This workshop is designed both for teachers of special courses for Spanish for Spanish Speakers and those who have native speakers integrated into regular classes. It begins by examining characteristics of Spanish speaking students and the range of proficiencies and linguistic variations they exhibit. Participants then engage in activities focused on adapting standards-based instruction to provide students opportunities to expand their existing oral proficiency as they develop a full range of cultural and linguistic skills.
While Texas standards for foreign language learners provide guidelines for instruction, they are intentionally broad in scope to allow for maximum flexibility in how districts choose to implement them. Considerable planning and reflection is required before districts begin the process of developing or revising curriculum. This training guides educators through the reflective process as they participate in activities that examine the impact of LOTE standards on instruction and four approaches to curriculum development. It provides the catalyst for team building among those developing the curriculum and helps them ensure students in the district have opportunities to develop the cultural and linguistic competencies needed to become proficient language users.
Because the Texas standards for foreign language learners describe in general terms what learners should know and be able to do at each proficiency level, teachers express a strong desire to see examples of what these standards actually look like when implemented in classroom instruction. This training introduces sample thematic, standards-based units of study, or learning scenarios, and guides participants in hands-on practice in developing them. They discuss criteria for evaluating the activities they develop, and, once created, learn to adapt them to the other progress checkpoints.
Comprehensive standards that focus on overall communicative proficiency require instruction that includes integrating cultural and linguistic skills within the framework of the program goals (5 Cs), more coaching/less directing by the teacher, and emphasizing activities in which students learn through use of the target language. A variety of strategies may be needed to facilitate students’ and teachers’ adjustment to this shift in focus. This training presents priming, grouping, application, practice, and assessment strategies with standards-based examples and opportunities to practice each. Even experienced teachers can benefit from working with colleagues in developing new activities that support standards-based instruction.

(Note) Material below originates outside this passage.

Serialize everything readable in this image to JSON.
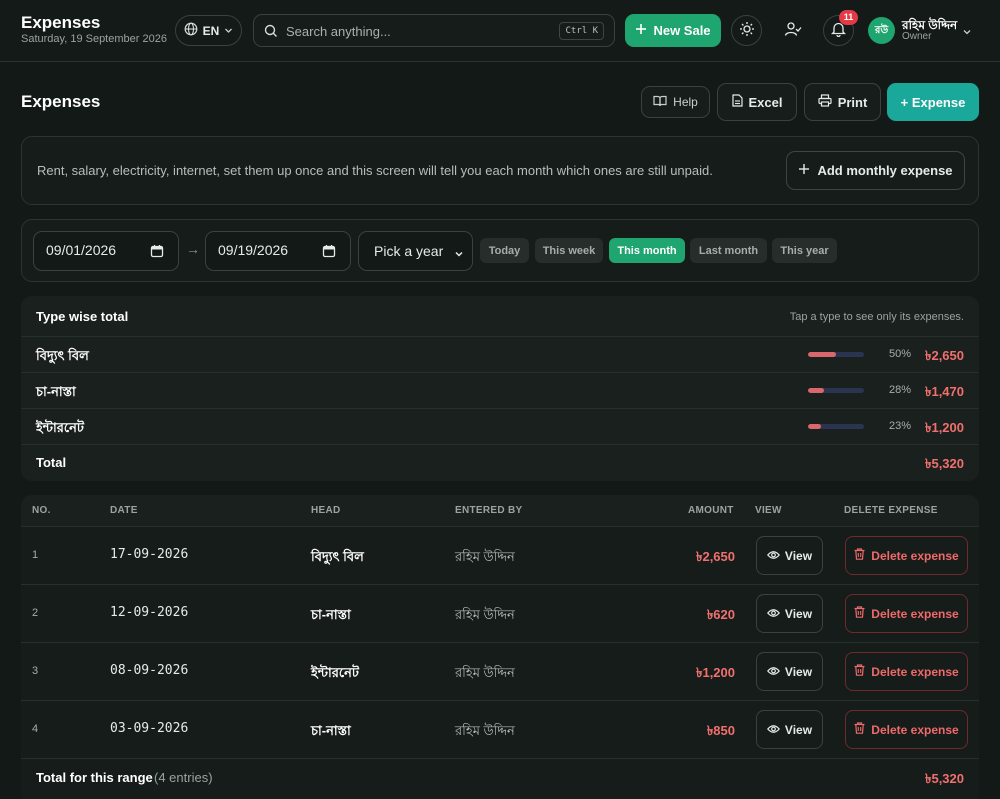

Performance-based standards necessitate the inclusion of a variety of assessment tasks that integrate skills and immerse students in scenarios resembling real life situations. This module reviews the differences in traditional and performance-based assessment, examines key characteristics of alternative assessments, and recognizes the match between PBA and state standards for language learners. As they engage in individual reflection and writing, small and whole-group discussions, creating, critiquing, and analysis, participants practice developing tasks that operationalize the standards and provide a match between objectives and instruction.

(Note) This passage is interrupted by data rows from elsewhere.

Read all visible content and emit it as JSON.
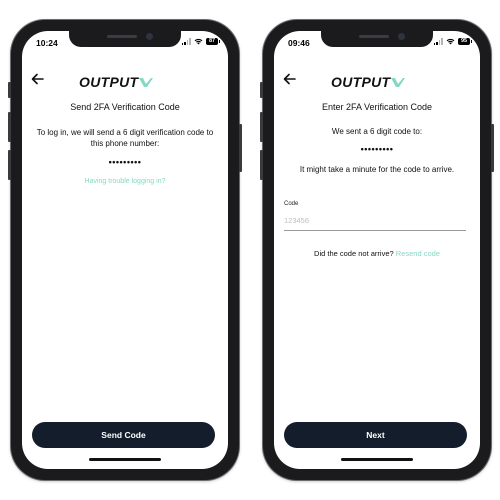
{
  "colors": {
    "accent": "#86d8c4",
    "button_bg": "#141d2b",
    "phone_frame": "#1b1b1d"
  },
  "brand": {
    "name": "OUTPUT"
  },
  "screens": [
    {
      "status": {
        "time": "10:24",
        "battery": "87"
      },
      "title": "Send 2FA Verification Code",
      "description": "To log in, we will send a 6 digit verification code to this phone number:",
      "masked_phone": "•••••••••",
      "trouble_link": "Having trouble logging in?",
      "button_label": "Send Code"
    },
    {
      "status": {
        "time": "09:46",
        "battery": "95"
      },
      "title": "Enter 2FA Verification Code",
      "sent_text": "We sent a 6 digit code to:",
      "masked_phone": "•••••••••",
      "wait_text": "It might take a minute for the code to arrive.",
      "code_label": "Code",
      "code_placeholder": "123456",
      "code_value": "",
      "not_arrived_text": "Did the code not arrive?",
      "resend_link": "Resend code",
      "button_label": "Next"
    }
  ]
}
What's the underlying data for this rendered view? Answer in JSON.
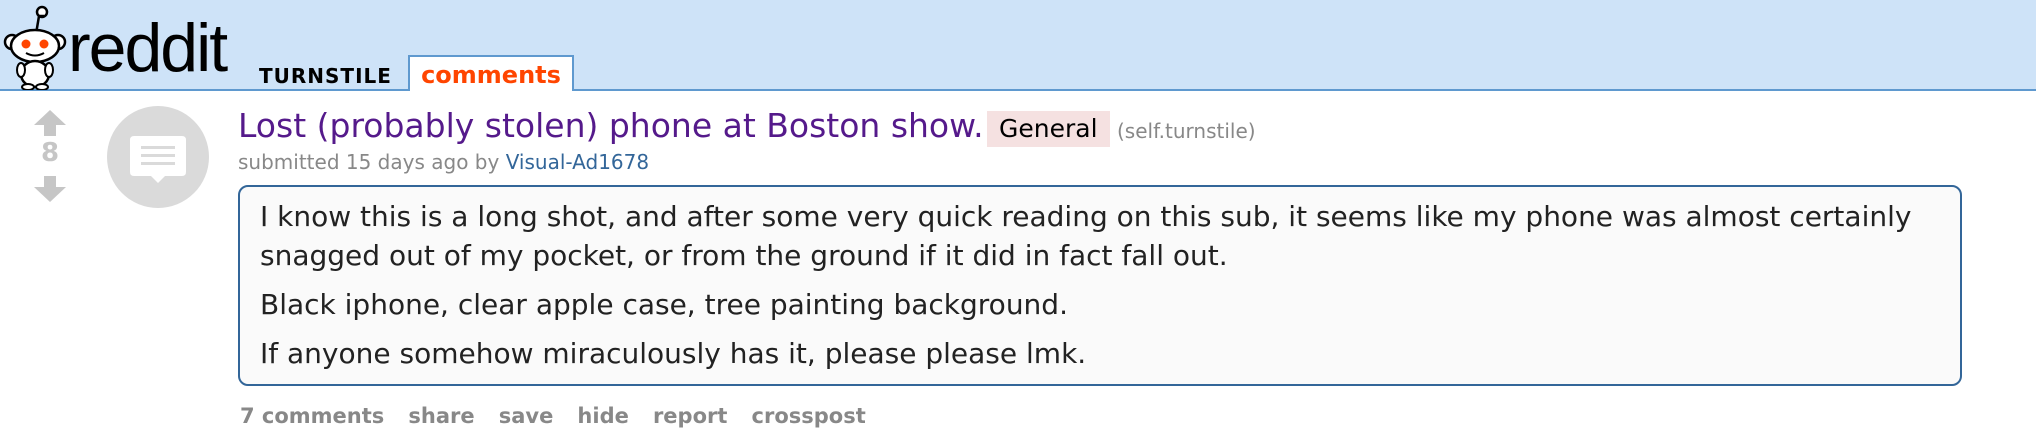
{
  "header": {
    "logo_text": "reddit",
    "subreddit": "TURNSTILE",
    "tab": "comments"
  },
  "post": {
    "score": "8",
    "title": "Lost (probably stolen) phone at Boston show.",
    "flair": "General",
    "domain": "(self.turnstile)",
    "tagline": {
      "prefix": "submitted",
      "time": "15 days ago",
      "by": "by",
      "author": "Visual-Ad1678"
    },
    "selftext": [
      "I know this is a long shot, and after some very quick reading on this sub, it seems like my phone was almost certainly snagged out of my pocket, or from the ground if it did in fact fall out.",
      "Black iphone, clear apple case, tree painting background.",
      "If anyone somehow miraculously has it, please please lmk."
    ],
    "buttons": {
      "comments": "7 comments",
      "share": "share",
      "save": "save",
      "hide": "hide",
      "report": "report",
      "crosspost": "crosspost"
    }
  },
  "colors": {
    "header_bg": "#cee3f8",
    "title": "#551a8b",
    "tab_active": "#ff4500",
    "author": "#336699"
  },
  "icons": [
    "snoo-icon",
    "upvote-arrow-icon",
    "downvote-arrow-icon",
    "self-post-thumbnail-icon"
  ]
}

Many educators find developing performance-based tasks much easier than assessing them, and fear of subjectivity often keeps teachers from engaging learners in this important evaluation process. This module illustrates that rubrics are easy to use, make teacher expectations clear, and provide learners feedback on what they can do and where they need improvement. Participants examine numerous assessment rubrics and get ample hands-on practice in developing them for their own classroom assignments.